AS300 is the junior-level course where students study leadership, management fundamentals, professional knowledge, Air Force personnel and evaluation systems, leadership ethics, and the communication skills required of a junior Air Force officer. Case studies are used to examine Air Force leadership and management situations as a means of demonstrating and exercising practical application of the concepts being studied. Cadets will also take Leadership Laboratory concurrently, which will give cadets the opportunity to apply the leadership and management principles they are learning by helping plan, run, and teach Leadership Laboratory.

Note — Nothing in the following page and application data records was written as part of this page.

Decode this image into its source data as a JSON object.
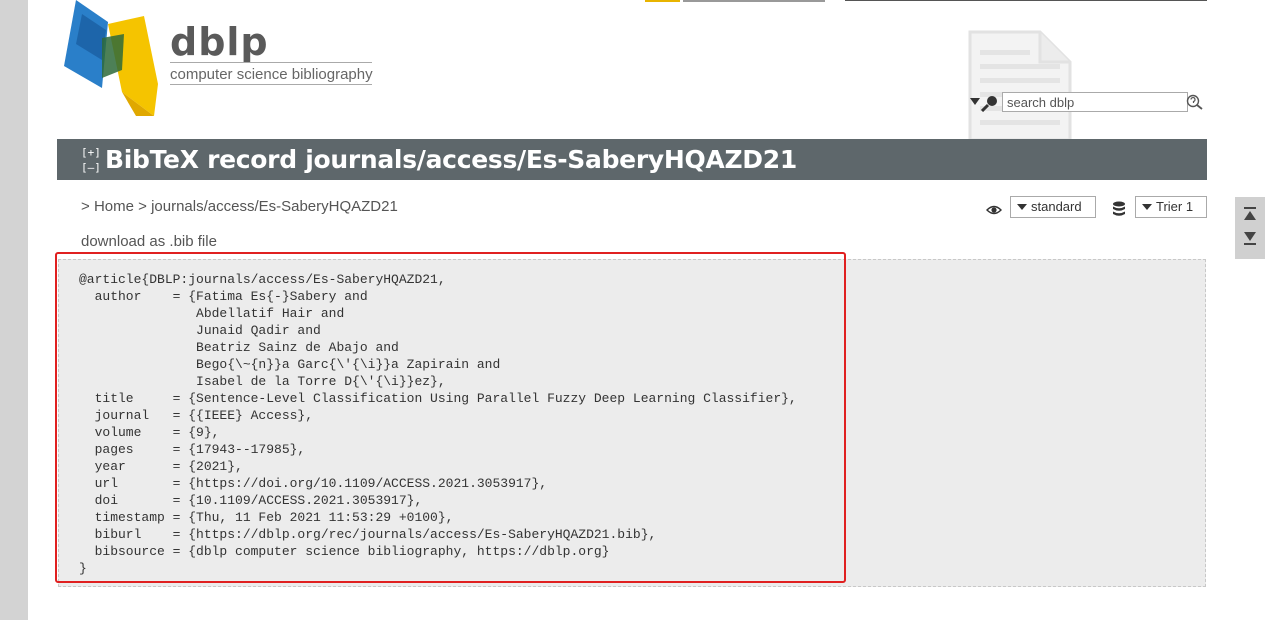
{
  "logo": {
    "word": "dblp",
    "subtitle": "computer science bibliography"
  },
  "search": {
    "placeholder": "search dblp"
  },
  "page": {
    "toggle_expand": "[+]",
    "toggle_collapse": "[–]",
    "title": "BibTeX record journals/access/Es-SaberyHQAZD21"
  },
  "breadcrumb": {
    "sep1": "> ",
    "home": "Home",
    "sep2": " > ",
    "current": "journals/access/Es-SaberyHQAZD21"
  },
  "download_label": "download as .bib file",
  "controls": {
    "view_selected": "standard",
    "server_selected": "Trier 1"
  },
  "bibtex": "@article{DBLP:journals/access/Es-SaberyHQAZD21,\n  author    = {Fatima Es{-}Sabery and\n               Abdellatif Hair and\n               Junaid Qadir and\n               Beatriz Sainz de Abajo and\n               Bego{\\~{n}}a Garc{\\'{\\i}}a Zapirain and\n               Isabel de la Torre D{\\'{\\i}}ez},\n  title     = {Sentence-Level Classification Using Parallel Fuzzy Deep Learning Classifier},\n  journal   = {{IEEE} Access},\n  volume    = {9},\n  pages     = {17943--17985},\n  year      = {2021},\n  url       = {https://doi.org/10.1109/ACCESS.2021.3053917},\n  doi       = {10.1109/ACCESS.2021.3053917},\n  timestamp = {Thu, 11 Feb 2021 11:53:29 +0100},\n  biburl    = {https://dblp.org/rec/journals/access/Es-SaberyHQAZD21.bib},\n  bibsource = {dblp computer science bibliography, https://dblp.org}\n}",
  "colors": {
    "title_bar": "#5e676b",
    "highlight": "#e02020",
    "logo_blue": "#2a7fc9",
    "logo_yellow": "#f5c400"
  }
}
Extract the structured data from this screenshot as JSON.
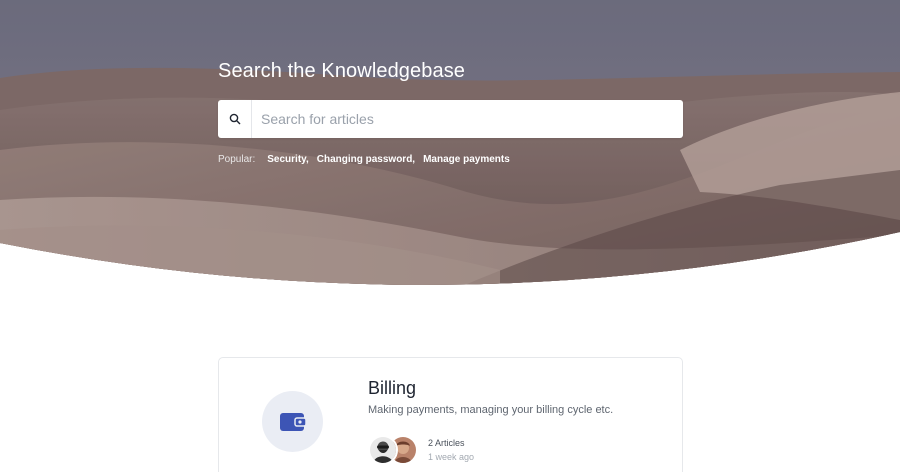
{
  "hero": {
    "title": "Search the Knowledgebase",
    "search_placeholder": "Search for articles",
    "popular_label": "Popular:",
    "popular_links": [
      "Security,",
      "Changing password,",
      "Manage payments"
    ]
  },
  "card": {
    "title": "Billing",
    "description": "Making payments, managing your billing cycle etc.",
    "articles_count": "2 Articles",
    "updated": "1 week ago",
    "icon": "wallet-icon"
  },
  "colors": {
    "sky": "#6f6f7f",
    "dune_dark": "#6f5a55",
    "dune_light": "#a58f86",
    "accent_blue": "#3d55b5",
    "icon_bg": "#eaedf4"
  }
}
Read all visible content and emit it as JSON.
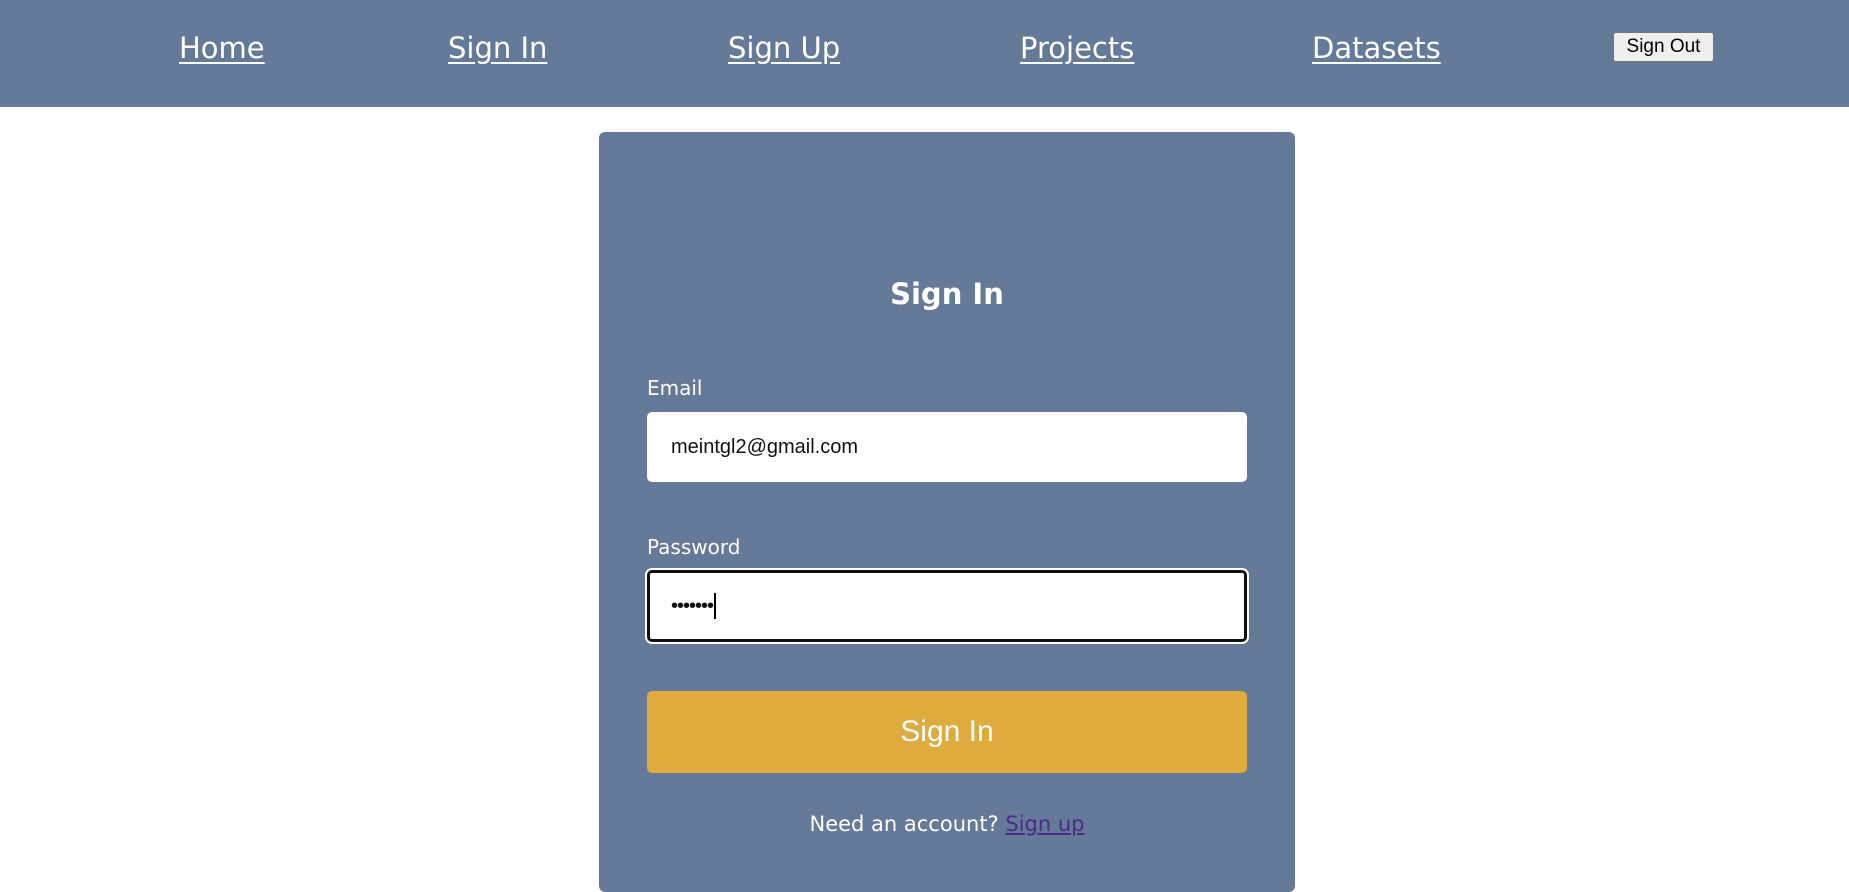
{
  "nav": {
    "home": "Home",
    "sign_in": "Sign In",
    "sign_up": "Sign Up",
    "projects": "Projects",
    "datasets": "Datasets",
    "sign_out": "Sign Out"
  },
  "form": {
    "title": "Sign In",
    "email_label": "Email",
    "email_value": "meintgl2@gmail.com",
    "password_label": "Password",
    "password_masked": "•••••••",
    "submit_label": "Sign In",
    "footer_text": "Need an account?",
    "footer_link": "Sign up"
  },
  "colors": {
    "nav_bg": "#647a98",
    "card_bg": "#647a98",
    "button_bg": "#dfaa3e",
    "link": "#4b2a8a"
  }
}
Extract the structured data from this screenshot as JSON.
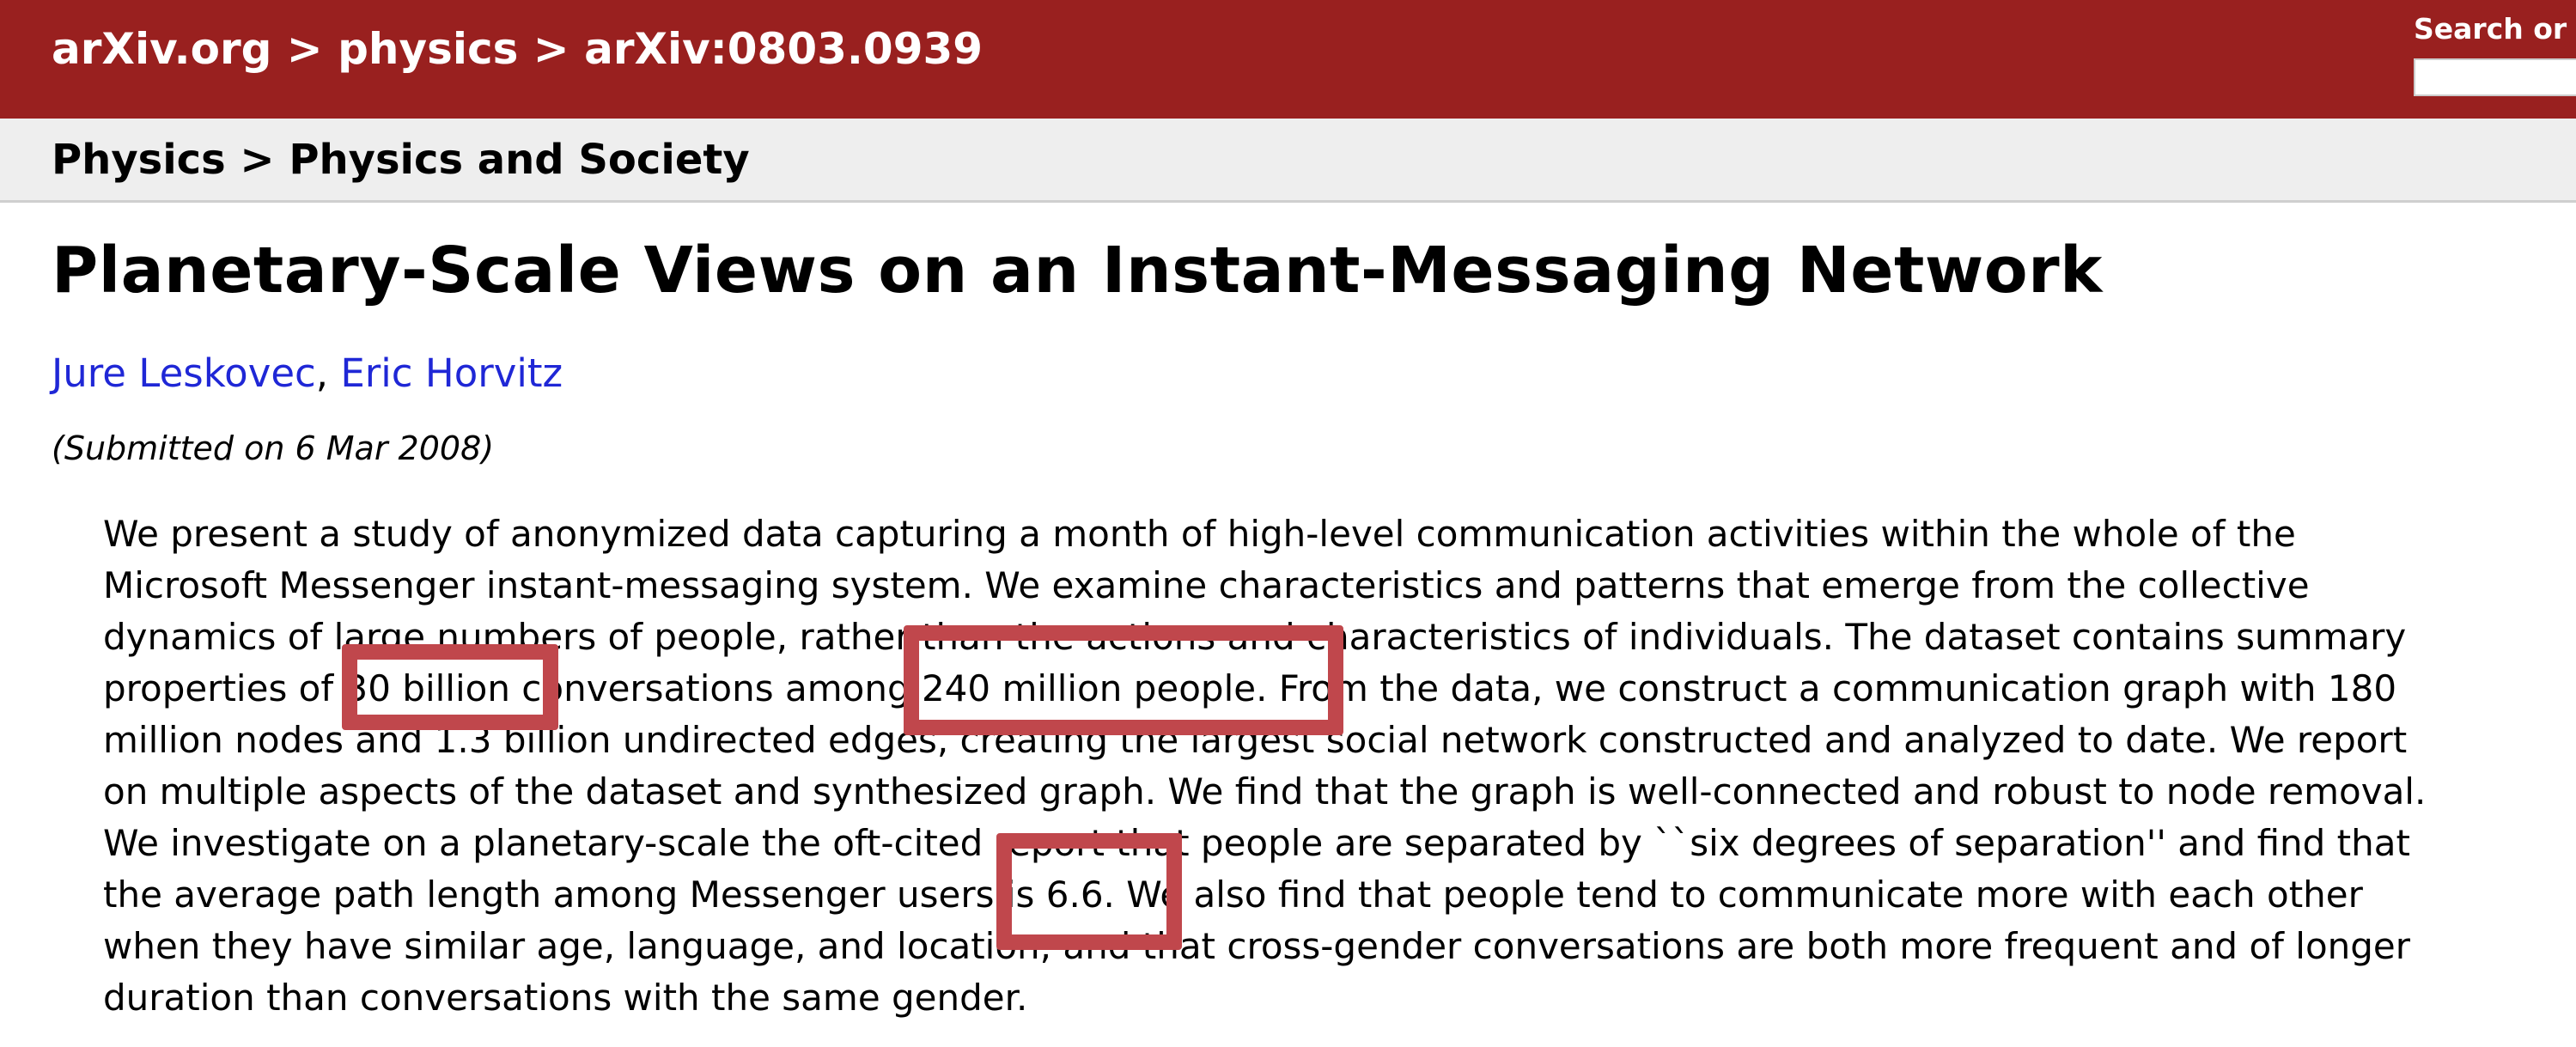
{
  "header": {
    "breadcrumb": "arXiv.org > physics > arXiv:0803.0939",
    "search_label": "Search or A"
  },
  "subheader": {
    "breadcrumb": "Physics > Physics and Society"
  },
  "paper": {
    "title": "Planetary-Scale Views on an Instant-Messaging Network",
    "authors": [
      "Jure Leskovec",
      "Eric Horvitz"
    ],
    "author_separator": ",",
    "submitted": "(Submitted on 6 Mar 2008)",
    "abstract_lines": [
      "We present a study of anonymized data capturing a month of high-level communication activities within the whole of the",
      "Microsoft Messenger instant-messaging system. We examine characteristics and patterns that emerge from the collective",
      "dynamics of large numbers of people, rather than the actions and characteristics of individuals. The dataset contains summary",
      "properties of 30 billion conversations among 240 million people. From the data, we construct a communication graph with 180",
      "million nodes and 1.3 billion undirected edges, creating the largest social network constructed and analyzed to date. We report",
      "on multiple aspects of the dataset and synthesized graph. We find that the graph is well-connected and robust to node removal.",
      "We investigate on a planetary-scale the oft-cited report that people are separated by ``six degrees of separation'' and find that",
      "the average path length among Messenger users is 6.6. We also find that people tend to communicate more with each other",
      "when they have similar age, language, and location, and that cross-gender conversations are both more frequent and of longer",
      "duration than conversations with the same gender."
    ],
    "highlights": [
      "30 billion",
      "240 million people.",
      "6.6."
    ]
  },
  "colors": {
    "header_bg": "#99201f",
    "subheader_bg": "#eeeeee",
    "author_link": "#1f27d6",
    "highlight_box": "#c0474c"
  }
}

At Cornell, this class is coded as AIRS 3301 for the fall semester and AIRS 3302 for the spring semester.


Aerospace Studies 400 (AS400) – Senior Year

National Security Affairs and Preparation for Active Duty

This senior-level course is designed to prepare cadets for their first active duty assignment as an Air Force officer. In this course cadets learn about the role of a professional military leader in a democratic society, the national security process, regional studies, advanced leadership ethics, and the application of Air Force doctrine in current conflicts. They also learn the requisites for maintaining adequate national defense structure, the impact of technological and international developments on strategic preparedness, military law and the overall policy-making process. Additionally, this course refines communication skills and is taken in tandem with the Leadership Laboratory, where senior cadets implement their communication, leadership, and managerial skills as they plan, organize, and facilitate the training of the cadet wing. At Cornell, this class is coded as AIRS 4401 for the fall semester and AIRS 4402 for the spring semester.


Leadership Laboratory – All Years

Leadership Laboratory is taken each year of the program in conjunction with Cadets’ Aerospace Studies (AS) classes. This cadet run class gives juniors and seniors an opportunity to exercise the leadership, managerial, and organizational skills they have learned in their AS classes while providing freshmen and sophomores with an immersion into the Air Force way of life. Freshmen and sophomores will engage in activities that teach customs and courtesies, drill and ceremonies, physical fitness, and teamwork, which will ultimately prepare them for Field Training and becoming leaders in the Cadet Wing.